CHICAGO (CBS) — The nation’s major freight railroads are threatening partial or total shutdowns Jan. 1, unless Congress extends the deadline for installing new signaling systems and software — and Metra and Amtrak are caught in the middle.

Metra said Thursday that it, too, would be forced to halt operations when 2016 dawns, in a letter to U.S. Sen. John Thune (R-South Dakota), the chair of the Senate Commerce, Science and Transportation Committee.

Metra CEO Don Orseno wrote Thune on the heels of letters from the chief executives of Union Pacific Corp., BNSF Ry., Norfolk Southern Corp. and CSX Transportation, all of which said they would halt some or all freight and passenger service unless Congress votes to extend the Dec. 31 deadline to install Positive Train Control (PTC) systems on all lines.

The threatened stoppage would halt the movement of everything from crude oil to perishable foods by the freight railroads.
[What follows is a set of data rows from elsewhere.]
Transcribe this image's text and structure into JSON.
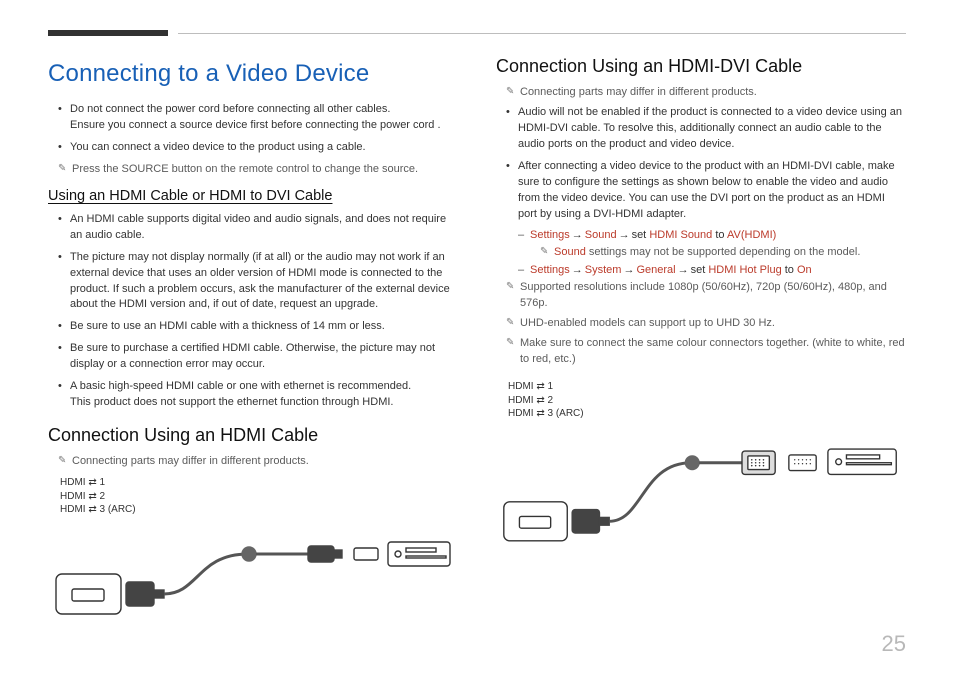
{
  "page_number": "25",
  "left": {
    "title": "Connecting to a Video Device",
    "intro_bullets": [
      "Do not connect the power cord before connecting all other cables.\nEnsure you connect a source device first before connecting the power cord .",
      "You can connect a video device to the product using a cable."
    ],
    "intro_note_prefix": "Press the ",
    "intro_note_button": "SOURCE",
    "intro_note_suffix": " button on the remote control to change the source.",
    "sub1_heading": "Using an HDMI Cable or HDMI to DVI Cable",
    "sub1_bullets": [
      "An HDMI cable supports digital video and audio signals, and does not require an audio cable.",
      "The picture may not display normally (if at all) or the audio may not work if an external device that uses an older version of HDMI mode is connected to the product. If such a problem occurs, ask the manufacturer of the external device about the HDMI version and, if out of date, request an upgrade.",
      "Be sure to use an HDMI cable with a thickness of 14 mm or less.",
      "Be sure to purchase a certified HDMI cable. Otherwise, the picture may not display or a connection error may occur.",
      "A basic high-speed HDMI cable or one with ethernet is recommended.\nThis product does not support the ethernet function through HDMI."
    ],
    "sub2_heading": "Connection Using an HDMI Cable",
    "sub2_note": "Connecting parts may differ in different products.",
    "port_labels": [
      "HDMI ⇄ 1",
      "HDMI ⇄ 2",
      "HDMI ⇄ 3 (ARC)"
    ]
  },
  "right": {
    "heading": "Connection Using an HDMI-DVI Cable",
    "note_top": "Connecting parts may differ in different products.",
    "bullets": [
      "Audio will not be enabled if the product is connected to a video device using an HDMI-DVI cable. To resolve this, additionally connect an audio cable to the audio ports on the product and video device.",
      "After connecting a video device to the product with an HDMI-DVI cable, make sure to configure the settings as shown below to enable the video and audio from the video device. You can use the DVI port on the product as an HDMI port by using a DVI-HDMI adapter."
    ],
    "settings1": {
      "p1": "Settings",
      "p2": "Sound",
      "p3": "set",
      "p4": "HDMI Sound",
      "p5": "to",
      "p6": "AV(HDMI)"
    },
    "settings1_subnote_prefix": "Sound",
    "settings1_subnote_suffix": " settings may not be supported depending on the model.",
    "settings2": {
      "p1": "Settings",
      "p2": "System",
      "p3": "General",
      "p4": "set",
      "p5": "HDMI Hot Plug",
      "p6": "to",
      "p7": "On"
    },
    "notes_tail": [
      "Supported resolutions include 1080p (50/60Hz), 720p (50/60Hz), 480p, and 576p.",
      "UHD-enabled models can support up to UHD 30 Hz.",
      "Make sure to connect the same colour connectors together. (white to white, red to red, etc.)"
    ],
    "port_labels": [
      "HDMI ⇄ 1",
      "HDMI ⇄ 2",
      "HDMI ⇄ 3 (ARC)"
    ]
  }
}
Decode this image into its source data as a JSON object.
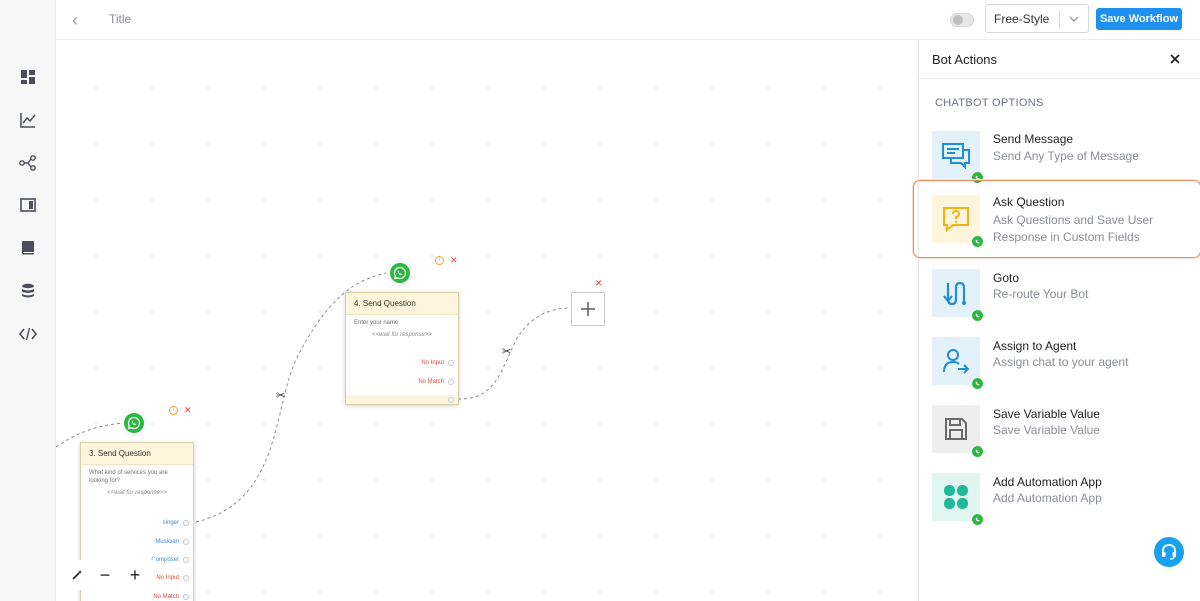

Orseno echoed the freight railroads, writing that Metra’s legal authority to operate would be in question.

“In the absence of an extension, there is a strong possibility that Metra will not be able to operate our trains beginning Jan. 1, 2016,” Orseno wrote. “Additionally, the two railroads with which we have purchase of service agreements — UP and BNSF — have stated that they do not plan to operate passenger rail until PTC is fully implemented and operational.”

The PTC system utilizes computes, radios and GPS to automatically slow or stop a train before it can become involved in a collision or derailment, even if the engineer falls asleep at the throttle or is disabled.

Orseno and the freight railroad chief executives wrote that installations are progressing, but are unlikely to be completed before 2018. Metra and the freight railroads have lobbied Congress for more than two years to extend the deadline.

He wrote that the fines alone would deal Metra a crippling blow. The Federal Railroad Administration (FRA) has said it will fine the railroads up to $25,000 per train if they operate without PTC.

“If these fines were to be paid by Metra, we anticipate they could cost our agency nearly $19 million per day,” he wrote.

Metra alone is spending $350 million on PTC installation.

The shutdown would not affect CTA rapid transit lines, which have employed a similar signaling system that is track circuit-based, unlike PTC, which relies on GPS. Orseno wrote that it has reached out to CTA and Pace to determine what could be done to carry some of its riders.

Metra operate 750 trains and carries an average of 300,000 riders each weekday. The BNSF and UP-operated lines alone carry more than 50 percent of those riders.

Although Amtrak said it has not been notified of any service suspensions because of the PTC deadline, the freight railroads said that is their intention. UP President/CEO Lance Fritz wrote that it would stop originating long-distance passenger trains “several days earlier to ensure that all passengers reach their destinations before the deadline.”

CSX has threatened suspension. Norfolk Southern and BNSF said their ability to operate Amtrak trains would be “uncertain.”